Malone has very little time to worry about his former player. He has to prepare his Nuggets team for a new-look Kings roster that has played a gritty, hard-nosed style all season long. With 26 games remaining, his team sits in the No. 8 seed in the Western Conference playoff chase and they face a team that is backed into a cormer.

“They have a chip on their shoulder,” Malone said. “You make a big trade like that and I’m sure the players in that locker room are going to say, ‘Everybody’s writing us off because we don’t have DeMarcus.’ They’re going to come out and try and prove everybody wrong. They beat Boston, a very good team, without DeMarcus, and I’m sure that’s the model they’re going to try to use moving forward.”

A straight shooter through and through, Malone spoke on a variety of topics before heading out to the floor to prep his team for the 7:30 start at Golden 1 Center. 

“I just want to get a win, period,” Malone said. “The grudge is gone, this is part of the business. I knew the rules when I signed up, I really did.”
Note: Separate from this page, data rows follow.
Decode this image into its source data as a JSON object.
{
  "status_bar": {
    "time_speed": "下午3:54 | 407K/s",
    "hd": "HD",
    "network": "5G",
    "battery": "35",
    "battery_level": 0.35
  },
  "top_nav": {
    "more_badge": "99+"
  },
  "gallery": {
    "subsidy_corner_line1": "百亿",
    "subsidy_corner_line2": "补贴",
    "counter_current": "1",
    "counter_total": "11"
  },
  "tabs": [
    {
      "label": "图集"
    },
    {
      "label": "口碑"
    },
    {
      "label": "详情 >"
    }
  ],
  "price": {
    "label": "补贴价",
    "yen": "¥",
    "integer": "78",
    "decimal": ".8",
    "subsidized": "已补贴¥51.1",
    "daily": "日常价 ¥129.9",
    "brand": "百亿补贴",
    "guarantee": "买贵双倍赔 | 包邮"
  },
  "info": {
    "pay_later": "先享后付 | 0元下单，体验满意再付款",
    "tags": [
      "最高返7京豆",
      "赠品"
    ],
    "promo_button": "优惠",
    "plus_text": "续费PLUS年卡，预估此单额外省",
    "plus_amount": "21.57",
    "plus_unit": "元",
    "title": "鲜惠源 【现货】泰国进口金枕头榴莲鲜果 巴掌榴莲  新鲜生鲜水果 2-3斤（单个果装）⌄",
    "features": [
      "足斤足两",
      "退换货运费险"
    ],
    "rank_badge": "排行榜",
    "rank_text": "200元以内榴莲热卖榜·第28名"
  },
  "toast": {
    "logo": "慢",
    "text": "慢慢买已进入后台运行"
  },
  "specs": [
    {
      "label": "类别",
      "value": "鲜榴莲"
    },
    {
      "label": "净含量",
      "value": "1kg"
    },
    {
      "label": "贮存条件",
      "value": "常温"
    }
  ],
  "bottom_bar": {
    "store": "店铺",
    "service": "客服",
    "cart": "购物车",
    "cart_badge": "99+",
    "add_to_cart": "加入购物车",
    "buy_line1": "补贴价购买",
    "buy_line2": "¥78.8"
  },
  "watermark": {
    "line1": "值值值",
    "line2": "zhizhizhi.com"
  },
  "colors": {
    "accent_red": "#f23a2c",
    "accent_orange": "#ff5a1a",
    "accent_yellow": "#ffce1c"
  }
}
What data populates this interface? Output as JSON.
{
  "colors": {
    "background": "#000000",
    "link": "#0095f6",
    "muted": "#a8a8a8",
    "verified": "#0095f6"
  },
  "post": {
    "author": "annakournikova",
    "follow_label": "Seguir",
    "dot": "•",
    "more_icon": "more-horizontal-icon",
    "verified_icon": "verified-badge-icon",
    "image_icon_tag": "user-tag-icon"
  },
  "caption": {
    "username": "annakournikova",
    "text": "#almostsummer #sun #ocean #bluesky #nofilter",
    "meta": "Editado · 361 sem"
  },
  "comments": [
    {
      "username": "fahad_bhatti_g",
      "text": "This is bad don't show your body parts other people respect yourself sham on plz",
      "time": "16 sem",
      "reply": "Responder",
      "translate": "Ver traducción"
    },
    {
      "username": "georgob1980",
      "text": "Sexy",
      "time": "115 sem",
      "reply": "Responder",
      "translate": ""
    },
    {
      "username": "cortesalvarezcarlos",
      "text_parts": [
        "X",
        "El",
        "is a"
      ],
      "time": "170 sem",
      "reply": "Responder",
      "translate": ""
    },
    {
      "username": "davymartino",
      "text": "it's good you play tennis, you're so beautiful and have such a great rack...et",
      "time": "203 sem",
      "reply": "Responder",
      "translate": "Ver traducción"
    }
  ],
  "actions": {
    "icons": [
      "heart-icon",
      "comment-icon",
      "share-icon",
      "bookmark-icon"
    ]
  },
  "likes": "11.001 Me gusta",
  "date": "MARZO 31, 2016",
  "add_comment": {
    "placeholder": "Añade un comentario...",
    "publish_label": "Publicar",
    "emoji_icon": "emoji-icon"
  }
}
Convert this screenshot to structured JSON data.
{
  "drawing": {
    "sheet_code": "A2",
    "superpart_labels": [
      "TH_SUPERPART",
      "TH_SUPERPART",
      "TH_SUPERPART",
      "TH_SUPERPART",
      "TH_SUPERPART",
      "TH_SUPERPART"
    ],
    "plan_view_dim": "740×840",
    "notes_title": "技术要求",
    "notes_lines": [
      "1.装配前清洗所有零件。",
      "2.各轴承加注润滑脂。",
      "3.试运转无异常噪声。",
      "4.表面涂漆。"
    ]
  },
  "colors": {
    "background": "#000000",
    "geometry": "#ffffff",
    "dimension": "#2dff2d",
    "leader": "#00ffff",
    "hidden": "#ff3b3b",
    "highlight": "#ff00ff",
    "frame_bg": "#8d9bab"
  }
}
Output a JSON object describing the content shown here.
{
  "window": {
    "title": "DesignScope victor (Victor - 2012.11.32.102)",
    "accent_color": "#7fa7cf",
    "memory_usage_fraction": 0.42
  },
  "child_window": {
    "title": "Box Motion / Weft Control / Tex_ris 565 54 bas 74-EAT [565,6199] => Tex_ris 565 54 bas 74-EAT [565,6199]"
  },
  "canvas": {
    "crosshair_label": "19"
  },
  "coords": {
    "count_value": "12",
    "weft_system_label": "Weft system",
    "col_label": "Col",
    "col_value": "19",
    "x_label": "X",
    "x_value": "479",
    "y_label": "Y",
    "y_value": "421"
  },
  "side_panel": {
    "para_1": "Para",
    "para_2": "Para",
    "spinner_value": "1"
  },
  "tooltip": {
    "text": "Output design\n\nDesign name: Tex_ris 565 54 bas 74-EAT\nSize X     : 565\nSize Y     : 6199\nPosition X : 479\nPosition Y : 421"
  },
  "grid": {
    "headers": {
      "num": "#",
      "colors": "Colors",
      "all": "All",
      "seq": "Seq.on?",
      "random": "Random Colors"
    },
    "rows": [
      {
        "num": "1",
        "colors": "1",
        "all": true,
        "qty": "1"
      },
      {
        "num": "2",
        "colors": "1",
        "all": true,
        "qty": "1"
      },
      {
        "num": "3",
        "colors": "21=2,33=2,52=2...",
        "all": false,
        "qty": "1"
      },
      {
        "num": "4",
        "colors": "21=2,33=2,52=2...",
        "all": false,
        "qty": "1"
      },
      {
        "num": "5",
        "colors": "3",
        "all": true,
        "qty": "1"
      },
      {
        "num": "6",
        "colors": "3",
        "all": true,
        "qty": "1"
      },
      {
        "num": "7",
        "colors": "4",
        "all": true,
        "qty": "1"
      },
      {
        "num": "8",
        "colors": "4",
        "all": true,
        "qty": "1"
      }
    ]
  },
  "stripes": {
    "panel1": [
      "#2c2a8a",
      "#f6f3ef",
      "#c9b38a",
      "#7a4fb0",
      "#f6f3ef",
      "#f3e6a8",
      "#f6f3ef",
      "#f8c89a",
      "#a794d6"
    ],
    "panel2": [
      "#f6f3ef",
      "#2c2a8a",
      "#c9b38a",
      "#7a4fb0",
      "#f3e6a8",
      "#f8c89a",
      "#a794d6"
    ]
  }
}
Malone understood the reality of taking over a fledgling franchise under new ownership and management when he took the Kings job. Sacramento gave him his first head coaching opportunity in the league, which he is grateful for, but his departure was anything but clean. The grudge might be gone, but those who covered Malone during his time with the Kings know full-well that playing this franchise will always be personal.